◆ **Given entries**:
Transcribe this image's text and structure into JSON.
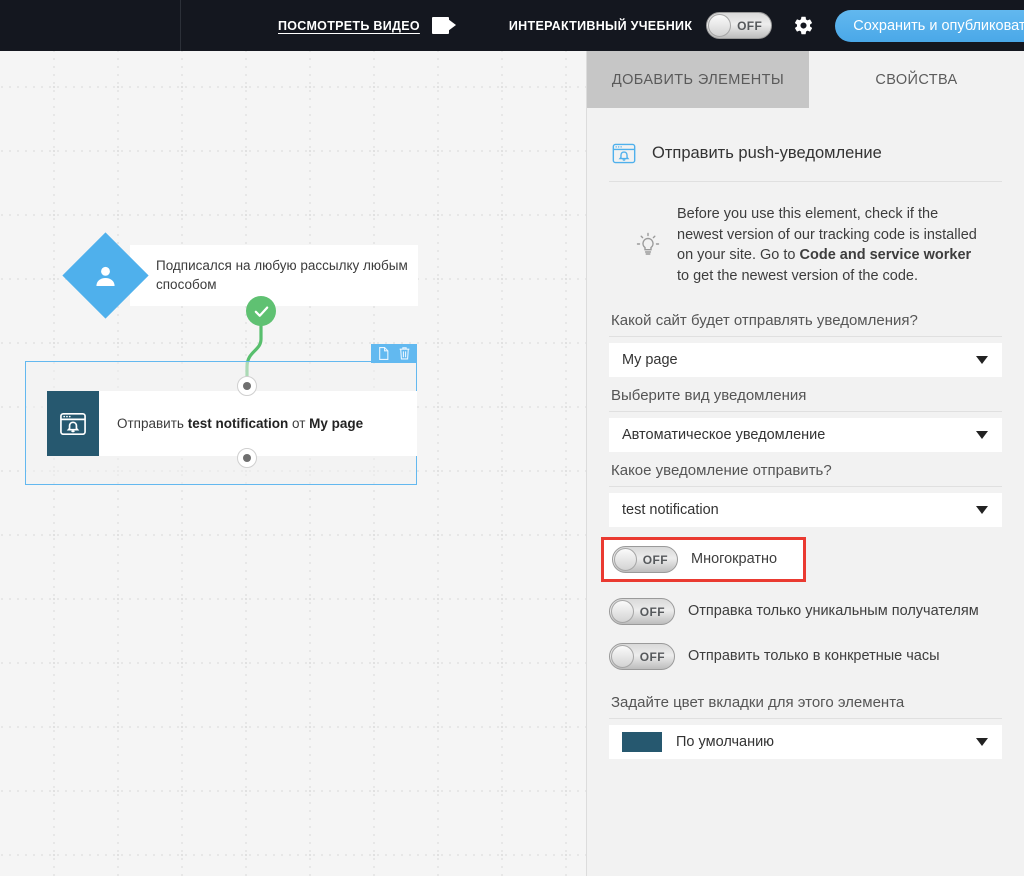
{
  "topbar": {
    "video_link": "ПОСМОТРЕТЬ ВИДЕО",
    "video_icon": "video-camera-icon",
    "tutorial_label": "ИНТЕРАКТИВНЫЙ УЧЕБНИК",
    "tutorial_toggle_state": "OFF",
    "gear_icon": "gear-icon",
    "publish_button": "Сохранить и опубликовать",
    "publish_caret_icon": "chevron-down-icon",
    "background_color": "#14171f",
    "publish_color": "#4aa8e8"
  },
  "canvas": {
    "trigger_node": {
      "icon": "person-icon",
      "label": "Подписался на любую рассылку любым способом",
      "diamond_color": "#4fb0ec"
    },
    "connector": {
      "status_icon": "check-circle-icon",
      "color": "#5fc172"
    },
    "action_node": {
      "icon": "push-notification-icon",
      "icon_box_color": "#26586f",
      "text_prefix": "Отправить",
      "text_bold_1": "test notification",
      "text_middle": "от",
      "text_bold_2": "My page",
      "selected": "true",
      "selection_color": "#63b8ef",
      "toolbar": {
        "copy_icon": "duplicate-icon",
        "delete_icon": "trash-icon"
      },
      "port_top": "connector-port-in",
      "port_bottom": "connector-port-out"
    }
  },
  "panel": {
    "tabs": [
      {
        "label": "ДОБАВИТЬ ЭЛЕМЕНТЫ",
        "active": true
      },
      {
        "label": "СВОЙСТВА",
        "active": false
      }
    ],
    "header": {
      "icon": "push-notification-icon",
      "title": "Отправить push-уведомление"
    },
    "hint": {
      "icon": "lightbulb-icon",
      "text_part1": "Before you use this element, check if the newest version of our tracking code is installed on your site. Go to ",
      "bold1": "Code and service worker",
      "text_part2": " to get the newest version of the code."
    },
    "fields": [
      {
        "label": "Какой сайт будет отправлять уведомления?",
        "value": "My page",
        "type": "select"
      },
      {
        "label": "Выберите вид уведомления",
        "value": "Автоматическое уведомление",
        "type": "select"
      },
      {
        "label": "Какое уведомление отправить?",
        "value": "test notification",
        "type": "select"
      }
    ],
    "switches": [
      {
        "state": "OFF",
        "label": "Многократно",
        "highlighted": true,
        "highlight_color": "#ea3a31"
      },
      {
        "state": "OFF",
        "label": "Отправка только уникальным получателям",
        "highlighted": false
      },
      {
        "state": "OFF",
        "label": "Отправить только в конкретные часы",
        "highlighted": false
      }
    ],
    "color_field": {
      "label": "Задайте цвет вкладки для этого элемента",
      "value": "По умолчанию",
      "swatch_color": "#26586f"
    }
  }
}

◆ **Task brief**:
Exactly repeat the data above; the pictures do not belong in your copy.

◆ **Expected answer**:
Transcribe this image's text and structure into JSON.
{
  "topbar": {
    "video_link": "ПОСМОТРЕТЬ ВИДЕО",
    "video_icon": "video-camera-icon",
    "tutorial_label": "ИНТЕРАКТИВНЫЙ УЧЕБНИК",
    "tutorial_toggle_state": "OFF",
    "gear_icon": "gear-icon",
    "publish_button": "Сохранить и опубликовать",
    "publish_caret_icon": "chevron-down-icon",
    "background_color": "#14171f",
    "publish_color": "#4aa8e8"
  },
  "canvas": {
    "trigger_node": {
      "icon": "person-icon",
      "label": "Подписался на любую рассылку любым способом",
      "diamond_color": "#4fb0ec"
    },
    "connector": {
      "status_icon": "check-circle-icon",
      "color": "#5fc172"
    },
    "action_node": {
      "icon": "push-notification-icon",
      "icon_box_color": "#26586f",
      "text_prefix": "Отправить",
      "text_bold_1": "test notification",
      "text_middle": "от",
      "text_bold_2": "My page",
      "selected": "true",
      "selection_color": "#63b8ef",
      "toolbar": {
        "copy_icon": "duplicate-icon",
        "delete_icon": "trash-icon"
      },
      "port_top": "connector-port-in",
      "port_bottom": "connector-port-out"
    }
  },
  "panel": {
    "tabs": [
      {
        "label": "ДОБАВИТЬ ЭЛЕМЕНТЫ",
        "active": true
      },
      {
        "label": "СВОЙСТВА",
        "active": false
      }
    ],
    "header": {
      "icon": "push-notification-icon",
      "title": "Отправить push-уведомление"
    },
    "hint": {
      "icon": "lightbulb-icon",
      "text_part1": "Before you use this element, check if the newest version of our tracking code is installed on your site. Go to ",
      "bold1": "Code and service worker",
      "text_part2": " to get the newest version of the code."
    },
    "fields": [
      {
        "label": "Какой сайт будет отправлять уведомления?",
        "value": "My page",
        "type": "select"
      },
      {
        "label": "Выберите вид уведомления",
        "value": "Автоматическое уведомление",
        "type": "select"
      },
      {
        "label": "Какое уведомление отправить?",
        "value": "test notification",
        "type": "select"
      }
    ],
    "switches": [
      {
        "state": "OFF",
        "label": "Многократно",
        "highlighted": true,
        "highlight_color": "#ea3a31"
      },
      {
        "state": "OFF",
        "label": "Отправка только уникальным получателям",
        "highlighted": false
      },
      {
        "state": "OFF",
        "label": "Отправить только в конкретные часы",
        "highlighted": false
      }
    ],
    "color_field": {
      "label": "Задайте цвет вкладки для этого элемента",
      "value": "По умолчанию",
      "swatch_color": "#26586f"
    }
  }
}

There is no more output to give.